Page and application data records:
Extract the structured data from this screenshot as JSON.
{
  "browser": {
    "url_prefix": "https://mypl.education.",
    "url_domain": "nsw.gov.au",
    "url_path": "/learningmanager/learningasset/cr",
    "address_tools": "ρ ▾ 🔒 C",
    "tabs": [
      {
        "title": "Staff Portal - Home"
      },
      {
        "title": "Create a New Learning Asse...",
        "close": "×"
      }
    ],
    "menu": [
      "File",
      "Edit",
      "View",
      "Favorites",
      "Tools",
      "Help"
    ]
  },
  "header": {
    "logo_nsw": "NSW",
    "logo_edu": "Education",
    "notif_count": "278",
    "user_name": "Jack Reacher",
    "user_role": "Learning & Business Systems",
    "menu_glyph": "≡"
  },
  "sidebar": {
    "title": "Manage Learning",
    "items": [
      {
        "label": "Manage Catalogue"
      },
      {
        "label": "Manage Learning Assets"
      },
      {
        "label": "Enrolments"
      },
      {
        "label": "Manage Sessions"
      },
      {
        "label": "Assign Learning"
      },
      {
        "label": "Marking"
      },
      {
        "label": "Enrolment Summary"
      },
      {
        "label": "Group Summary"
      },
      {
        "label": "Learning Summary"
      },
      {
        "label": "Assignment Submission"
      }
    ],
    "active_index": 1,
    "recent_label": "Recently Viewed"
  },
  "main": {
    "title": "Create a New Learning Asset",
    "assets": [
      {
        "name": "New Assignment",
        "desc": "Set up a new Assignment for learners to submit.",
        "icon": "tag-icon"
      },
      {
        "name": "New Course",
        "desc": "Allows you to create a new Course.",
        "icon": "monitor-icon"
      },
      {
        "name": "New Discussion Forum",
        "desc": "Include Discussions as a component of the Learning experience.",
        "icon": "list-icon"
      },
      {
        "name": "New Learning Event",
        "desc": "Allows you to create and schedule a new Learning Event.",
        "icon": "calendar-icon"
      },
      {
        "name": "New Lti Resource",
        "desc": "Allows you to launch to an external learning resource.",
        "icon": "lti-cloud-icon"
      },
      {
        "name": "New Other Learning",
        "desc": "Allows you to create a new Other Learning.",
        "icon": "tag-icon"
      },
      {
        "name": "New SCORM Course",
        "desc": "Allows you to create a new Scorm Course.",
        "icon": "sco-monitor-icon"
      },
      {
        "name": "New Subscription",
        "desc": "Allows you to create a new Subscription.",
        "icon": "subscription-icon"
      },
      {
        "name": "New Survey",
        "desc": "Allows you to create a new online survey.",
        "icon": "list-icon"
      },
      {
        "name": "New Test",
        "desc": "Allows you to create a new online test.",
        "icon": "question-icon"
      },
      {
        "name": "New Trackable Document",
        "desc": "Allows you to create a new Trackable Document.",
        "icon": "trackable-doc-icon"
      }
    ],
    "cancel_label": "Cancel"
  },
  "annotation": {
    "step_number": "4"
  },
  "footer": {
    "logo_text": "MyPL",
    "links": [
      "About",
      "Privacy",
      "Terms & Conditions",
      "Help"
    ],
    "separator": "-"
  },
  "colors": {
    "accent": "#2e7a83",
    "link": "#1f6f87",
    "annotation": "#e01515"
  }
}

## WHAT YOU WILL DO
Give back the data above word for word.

## RESPONSE FOR THIS EXERCISE
Extract the structured data from this screenshot as JSON.
{
  "browser": {
    "url_prefix": "https://mypl.education.",
    "url_domain": "nsw.gov.au",
    "url_path": "/learningmanager/learningasset/cr",
    "address_tools": "ρ ▾ 🔒 C",
    "tabs": [
      {
        "title": "Staff Portal - Home"
      },
      {
        "title": "Create a New Learning Asse...",
        "close": "×"
      }
    ],
    "menu": [
      "File",
      "Edit",
      "View",
      "Favorites",
      "Tools",
      "Help"
    ]
  },
  "header": {
    "logo_nsw": "NSW",
    "logo_edu": "Education",
    "notif_count": "278",
    "user_name": "Jack Reacher",
    "user_role": "Learning & Business Systems",
    "menu_glyph": "≡"
  },
  "sidebar": {
    "title": "Manage Learning",
    "items": [
      {
        "label": "Manage Catalogue"
      },
      {
        "label": "Manage Learning Assets"
      },
      {
        "label": "Enrolments"
      },
      {
        "label": "Manage Sessions"
      },
      {
        "label": "Assign Learning"
      },
      {
        "label": "Marking"
      },
      {
        "label": "Enrolment Summary"
      },
      {
        "label": "Group Summary"
      },
      {
        "label": "Learning Summary"
      },
      {
        "label": "Assignment Submission"
      }
    ],
    "active_index": 1,
    "recent_label": "Recently Viewed"
  },
  "main": {
    "title": "Create a New Learning Asset",
    "assets": [
      {
        "name": "New Assignment",
        "desc": "Set up a new Assignment for learners to submit.",
        "icon": "tag-icon"
      },
      {
        "name": "New Course",
        "desc": "Allows you to create a new Course.",
        "icon": "monitor-icon"
      },
      {
        "name": "New Discussion Forum",
        "desc": "Include Discussions as a component of the Learning experience.",
        "icon": "list-icon"
      },
      {
        "name": "New Learning Event",
        "desc": "Allows you to create and schedule a new Learning Event.",
        "icon": "calendar-icon"
      },
      {
        "name": "New Lti Resource",
        "desc": "Allows you to launch to an external learning resource.",
        "icon": "lti-cloud-icon"
      },
      {
        "name": "New Other Learning",
        "desc": "Allows you to create a new Other Learning.",
        "icon": "tag-icon"
      },
      {
        "name": "New SCORM Course",
        "desc": "Allows you to create a new Scorm Course.",
        "icon": "sco-monitor-icon"
      },
      {
        "name": "New Subscription",
        "desc": "Allows you to create a new Subscription.",
        "icon": "subscription-icon"
      },
      {
        "name": "New Survey",
        "desc": "Allows you to create a new online survey.",
        "icon": "list-icon"
      },
      {
        "name": "New Test",
        "desc": "Allows you to create a new online test.",
        "icon": "question-icon"
      },
      {
        "name": "New Trackable Document",
        "desc": "Allows you to create a new Trackable Document.",
        "icon": "trackable-doc-icon"
      }
    ],
    "cancel_label": "Cancel"
  },
  "annotation": {
    "step_number": "4"
  },
  "footer": {
    "logo_text": "MyPL",
    "links": [
      "About",
      "Privacy",
      "Terms & Conditions",
      "Help"
    ],
    "separator": "-"
  },
  "colors": {
    "accent": "#2e7a83",
    "link": "#1f6f87",
    "annotation": "#e01515"
  }
}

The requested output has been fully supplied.